Data records for software interfaces
======

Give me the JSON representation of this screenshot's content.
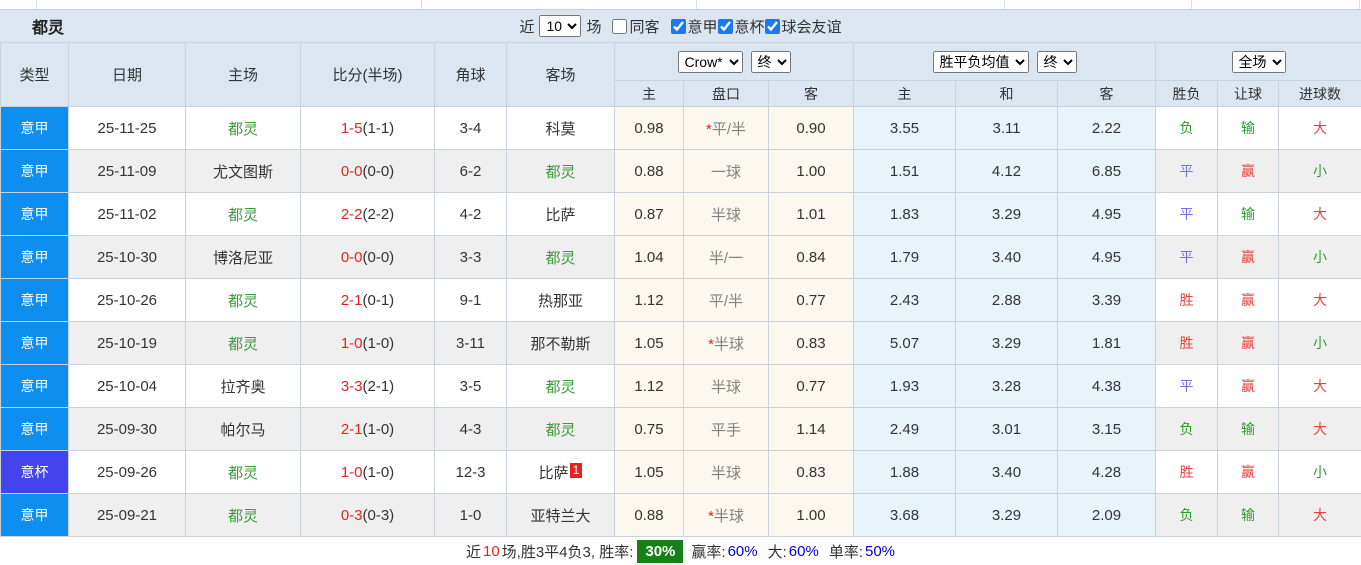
{
  "title": "都灵",
  "controls": {
    "recent_label": "近",
    "matches_count": "10",
    "matches_label": "场",
    "same_away_label": "同客",
    "same_away_checked": false,
    "filters": [
      {
        "label": "意甲",
        "checked": true
      },
      {
        "label": "意杯",
        "checked": true
      },
      {
        "label": "球会友谊",
        "checked": true
      }
    ]
  },
  "table": {
    "headers": {
      "type": "类型",
      "date": "日期",
      "home": "主场",
      "score": "比分(半场)",
      "corner": "角球",
      "away": "客场",
      "odds_home": "主",
      "odds_handicap": "盘口",
      "odds_away": "客",
      "avg_home": "主",
      "avg_draw": "和",
      "avg_away": "客",
      "result": "胜负",
      "handicap_result": "让球",
      "goals": "进球数"
    },
    "dropdowns": {
      "bookmaker": "Crow*",
      "odds_time": "终",
      "avg_type": "胜平负均值",
      "avg_time": "终",
      "scope": "全场"
    },
    "star_glyph": "*",
    "rows": [
      {
        "type": "意甲",
        "type_class": "league",
        "date": "25-11-25",
        "home": "都灵",
        "home_hl": true,
        "score": "1-5",
        "half": "(1-1)",
        "corner": "3-4",
        "away": "科莫",
        "away_hl": false,
        "odds_home": "0.98",
        "handicap_star": true,
        "handicap": "平/半",
        "odds_away": "0.90",
        "avg_home": "3.55",
        "avg_draw": "3.11",
        "avg_away": "2.22",
        "result": "负",
        "handicap_result": "输",
        "goals": "大"
      },
      {
        "type": "意甲",
        "type_class": "league",
        "date": "25-11-09",
        "home": "尤文图斯",
        "home_hl": false,
        "score": "0-0",
        "half": "(0-0)",
        "corner": "6-2",
        "away": "都灵",
        "away_hl": true,
        "odds_home": "0.88",
        "handicap_star": false,
        "handicap": "一球",
        "odds_away": "1.00",
        "avg_home": "1.51",
        "avg_draw": "4.12",
        "avg_away": "6.85",
        "result": "平",
        "handicap_result": "赢",
        "goals": "小"
      },
      {
        "type": "意甲",
        "type_class": "league",
        "date": "25-11-02",
        "home": "都灵",
        "home_hl": true,
        "score": "2-2",
        "half": "(2-2)",
        "corner": "4-2",
        "away": "比萨",
        "away_hl": false,
        "odds_home": "0.87",
        "handicap_star": false,
        "handicap": "半球",
        "odds_away": "1.01",
        "avg_home": "1.83",
        "avg_draw": "3.29",
        "avg_away": "4.95",
        "result": "平",
        "handicap_result": "输",
        "goals": "大"
      },
      {
        "type": "意甲",
        "type_class": "league",
        "date": "25-10-30",
        "home": "博洛尼亚",
        "home_hl": false,
        "score": "0-0",
        "half": "(0-0)",
        "corner": "3-3",
        "away": "都灵",
        "away_hl": true,
        "odds_home": "1.04",
        "handicap_star": false,
        "handicap": "半/一",
        "odds_away": "0.84",
        "avg_home": "1.79",
        "avg_draw": "3.40",
        "avg_away": "4.95",
        "result": "平",
        "handicap_result": "赢",
        "goals": "小"
      },
      {
        "type": "意甲",
        "type_class": "league",
        "date": "25-10-26",
        "home": "都灵",
        "home_hl": true,
        "score": "2-1",
        "half": "(0-1)",
        "corner": "9-1",
        "away": "热那亚",
        "away_hl": false,
        "odds_home": "1.12",
        "handicap_star": false,
        "handicap": "平/半",
        "odds_away": "0.77",
        "avg_home": "2.43",
        "avg_draw": "2.88",
        "avg_away": "3.39",
        "result": "胜",
        "handicap_result": "赢",
        "goals": "大"
      },
      {
        "type": "意甲",
        "type_class": "league",
        "date": "25-10-19",
        "home": "都灵",
        "home_hl": true,
        "score": "1-0",
        "half": "(1-0)",
        "corner": "3-11",
        "away": "那不勒斯",
        "away_hl": false,
        "odds_home": "1.05",
        "handicap_star": true,
        "handicap": "半球",
        "odds_away": "0.83",
        "avg_home": "5.07",
        "avg_draw": "3.29",
        "avg_away": "1.81",
        "result": "胜",
        "handicap_result": "赢",
        "goals": "小"
      },
      {
        "type": "意甲",
        "type_class": "league",
        "date": "25-10-04",
        "home": "拉齐奥",
        "home_hl": false,
        "score": "3-3",
        "half": "(2-1)",
        "corner": "3-5",
        "away": "都灵",
        "away_hl": true,
        "odds_home": "1.12",
        "handicap_star": false,
        "handicap": "半球",
        "odds_away": "0.77",
        "avg_home": "1.93",
        "avg_draw": "3.28",
        "avg_away": "4.38",
        "result": "平",
        "handicap_result": "赢",
        "goals": "大"
      },
      {
        "type": "意甲",
        "type_class": "league",
        "date": "25-09-30",
        "home": "帕尔马",
        "home_hl": false,
        "score": "2-1",
        "half": "(1-0)",
        "corner": "4-3",
        "away": "都灵",
        "away_hl": true,
        "odds_home": "0.75",
        "handicap_star": false,
        "handicap": "平手",
        "odds_away": "1.14",
        "avg_home": "2.49",
        "avg_draw": "3.01",
        "avg_away": "3.15",
        "result": "负",
        "handicap_result": "输",
        "goals": "大"
      },
      {
        "type": "意杯",
        "type_class": "cup",
        "date": "25-09-26",
        "home": "都灵",
        "home_hl": true,
        "score": "1-0",
        "half": "(1-0)",
        "corner": "12-3",
        "away": "比萨",
        "away_hl": false,
        "away_sup": "1",
        "odds_home": "1.05",
        "handicap_star": false,
        "handicap": "半球",
        "odds_away": "0.83",
        "avg_home": "1.88",
        "avg_draw": "3.40",
        "avg_away": "4.28",
        "result": "胜",
        "handicap_result": "赢",
        "goals": "小"
      },
      {
        "type": "意甲",
        "type_class": "league",
        "date": "25-09-21",
        "home": "都灵",
        "home_hl": true,
        "score": "0-3",
        "half": "(0-3)",
        "corner": "1-0",
        "away": "亚特兰大",
        "away_hl": false,
        "odds_home": "0.88",
        "handicap_star": true,
        "handicap": "半球",
        "odds_away": "1.00",
        "avg_home": "3.68",
        "avg_draw": "3.29",
        "avg_away": "2.09",
        "result": "负",
        "handicap_result": "输",
        "goals": "大"
      }
    ]
  },
  "result_colors": {
    "胜": "red",
    "平": "blue",
    "负": "green",
    "赢": "red",
    "输": "green",
    "大": "red",
    "小": "green"
  },
  "footer": {
    "seg_recent": "近",
    "seg_count": "10",
    "seg_stats": "场,胜3平4负3, 胜率:",
    "win_rate": "30%",
    "win_label": "赢率:",
    "win_value": "60%",
    "big_label": "大:",
    "big_value": "60%",
    "single_label": "单率:",
    "single_value": "50%"
  },
  "colors": {
    "league_badge": "#0e8ff0",
    "cup_badge": "#4444ee",
    "team_highlight": "#3c9a3c",
    "score_red": "#e52222",
    "result_red": "#e84040",
    "result_green": "#2f9b2f",
    "result_blue": "#7070f0",
    "handicap_gray": "#828282",
    "rate_box_bg": "#188018",
    "rate_value_blue": "#0000dd"
  }
}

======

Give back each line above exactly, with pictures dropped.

Your response
Give me the JSON representation of this screenshot's content.
{
  "title": "都灵",
  "controls": {
    "recent_label": "近",
    "matches_count": "10",
    "matches_label": "场",
    "same_away_label": "同客",
    "same_away_checked": false,
    "filters": [
      {
        "label": "意甲",
        "checked": true
      },
      {
        "label": "意杯",
        "checked": true
      },
      {
        "label": "球会友谊",
        "checked": true
      }
    ]
  },
  "table": {
    "headers": {
      "type": "类型",
      "date": "日期",
      "home": "主场",
      "score": "比分(半场)",
      "corner": "角球",
      "away": "客场",
      "odds_home": "主",
      "odds_handicap": "盘口",
      "odds_away": "客",
      "avg_home": "主",
      "avg_draw": "和",
      "avg_away": "客",
      "result": "胜负",
      "handicap_result": "让球",
      "goals": "进球数"
    },
    "dropdowns": {
      "bookmaker": "Crow*",
      "odds_time": "终",
      "avg_type": "胜平负均值",
      "avg_time": "终",
      "scope": "全场"
    },
    "star_glyph": "*",
    "rows": [
      {
        "type": "意甲",
        "type_class": "league",
        "date": "25-11-25",
        "home": "都灵",
        "home_hl": true,
        "score": "1-5",
        "half": "(1-1)",
        "corner": "3-4",
        "away": "科莫",
        "away_hl": false,
        "odds_home": "0.98",
        "handicap_star": true,
        "handicap": "平/半",
        "odds_away": "0.90",
        "avg_home": "3.55",
        "avg_draw": "3.11",
        "avg_away": "2.22",
        "result": "负",
        "handicap_result": "输",
        "goals": "大"
      },
      {
        "type": "意甲",
        "type_class": "league",
        "date": "25-11-09",
        "home": "尤文图斯",
        "home_hl": false,
        "score": "0-0",
        "half": "(0-0)",
        "corner": "6-2",
        "away": "都灵",
        "away_hl": true,
        "odds_home": "0.88",
        "handicap_star": false,
        "handicap": "一球",
        "odds_away": "1.00",
        "avg_home": "1.51",
        "avg_draw": "4.12",
        "avg_away": "6.85",
        "result": "平",
        "handicap_result": "赢",
        "goals": "小"
      },
      {
        "type": "意甲",
        "type_class": "league",
        "date": "25-11-02",
        "home": "都灵",
        "home_hl": true,
        "score": "2-2",
        "half": "(2-2)",
        "corner": "4-2",
        "away": "比萨",
        "away_hl": false,
        "odds_home": "0.87",
        "handicap_star": false,
        "handicap": "半球",
        "odds_away": "1.01",
        "avg_home": "1.83",
        "avg_draw": "3.29",
        "avg_away": "4.95",
        "result": "平",
        "handicap_result": "输",
        "goals": "大"
      },
      {
        "type": "意甲",
        "type_class": "league",
        "date": "25-10-30",
        "home": "博洛尼亚",
        "home_hl": false,
        "score": "0-0",
        "half": "(0-0)",
        "corner": "3-3",
        "away": "都灵",
        "away_hl": true,
        "odds_home": "1.04",
        "handicap_star": false,
        "handicap": "半/一",
        "odds_away": "0.84",
        "avg_home": "1.79",
        "avg_draw": "3.40",
        "avg_away": "4.95",
        "result": "平",
        "handicap_result": "赢",
        "goals": "小"
      },
      {
        "type": "意甲",
        "type_class": "league",
        "date": "25-10-26",
        "home": "都灵",
        "home_hl": true,
        "score": "2-1",
        "half": "(0-1)",
        "corner": "9-1",
        "away": "热那亚",
        "away_hl": false,
        "odds_home": "1.12",
        "handicap_star": false,
        "handicap": "平/半",
        "odds_away": "0.77",
        "avg_home": "2.43",
        "avg_draw": "2.88",
        "avg_away": "3.39",
        "result": "胜",
        "handicap_result": "赢",
        "goals": "大"
      },
      {
        "type": "意甲",
        "type_class": "league",
        "date": "25-10-19",
        "home": "都灵",
        "home_hl": true,
        "score": "1-0",
        "half": "(1-0)",
        "corner": "3-11",
        "away": "那不勒斯",
        "away_hl": false,
        "odds_home": "1.05",
        "handicap_star": true,
        "handicap": "半球",
        "odds_away": "0.83",
        "avg_home": "5.07",
        "avg_draw": "3.29",
        "avg_away": "1.81",
        "result": "胜",
        "handicap_result": "赢",
        "goals": "小"
      },
      {
        "type": "意甲",
        "type_class": "league",
        "date": "25-10-04",
        "home": "拉齐奥",
        "home_hl": false,
        "score": "3-3",
        "half": "(2-1)",
        "corner": "3-5",
        "away": "都灵",
        "away_hl": true,
        "odds_home": "1.12",
        "handicap_star": false,
        "handicap": "半球",
        "odds_away": "0.77",
        "avg_home": "1.93",
        "avg_draw": "3.28",
        "avg_away": "4.38",
        "result": "平",
        "handicap_result": "赢",
        "goals": "大"
      },
      {
        "type": "意甲",
        "type_class": "league",
        "date": "25-09-30",
        "home": "帕尔马",
        "home_hl": false,
        "score": "2-1",
        "half": "(1-0)",
        "corner": "4-3",
        "away": "都灵",
        "away_hl": true,
        "odds_home": "0.75",
        "handicap_star": false,
        "handicap": "平手",
        "odds_away": "1.14",
        "avg_home": "2.49",
        "avg_draw": "3.01",
        "avg_away": "3.15",
        "result": "负",
        "handicap_result": "输",
        "goals": "大"
      },
      {
        "type": "意杯",
        "type_class": "cup",
        "date": "25-09-26",
        "home": "都灵",
        "home_hl": true,
        "score": "1-0",
        "half": "(1-0)",
        "corner": "12-3",
        "away": "比萨",
        "away_hl": false,
        "away_sup": "1",
        "odds_home": "1.05",
        "handicap_star": false,
        "handicap": "半球",
        "odds_away": "0.83",
        "avg_home": "1.88",
        "avg_draw": "3.40",
        "avg_away": "4.28",
        "result": "胜",
        "handicap_result": "赢",
        "goals": "小"
      },
      {
        "type": "意甲",
        "type_class": "league",
        "date": "25-09-21",
        "home": "都灵",
        "home_hl": true,
        "score": "0-3",
        "half": "(0-3)",
        "corner": "1-0",
        "away": "亚特兰大",
        "away_hl": false,
        "odds_home": "0.88",
        "handicap_star": true,
        "handicap": "半球",
        "odds_away": "1.00",
        "avg_home": "3.68",
        "avg_draw": "3.29",
        "avg_away": "2.09",
        "result": "负",
        "handicap_result": "输",
        "goals": "大"
      }
    ]
  },
  "result_colors": {
    "胜": "red",
    "平": "blue",
    "负": "green",
    "赢": "red",
    "输": "green",
    "大": "red",
    "小": "green"
  },
  "footer": {
    "seg_recent": "近",
    "seg_count": "10",
    "seg_stats": "场,胜3平4负3, 胜率:",
    "win_rate": "30%",
    "win_label": "赢率:",
    "win_value": "60%",
    "big_label": "大:",
    "big_value": "60%",
    "single_label": "单率:",
    "single_value": "50%"
  },
  "colors": {
    "league_badge": "#0e8ff0",
    "cup_badge": "#4444ee",
    "team_highlight": "#3c9a3c",
    "score_red": "#e52222",
    "result_red": "#e84040",
    "result_green": "#2f9b2f",
    "result_blue": "#7070f0",
    "handicap_gray": "#828282",
    "rate_box_bg": "#188018",
    "rate_value_blue": "#0000dd"
  }
}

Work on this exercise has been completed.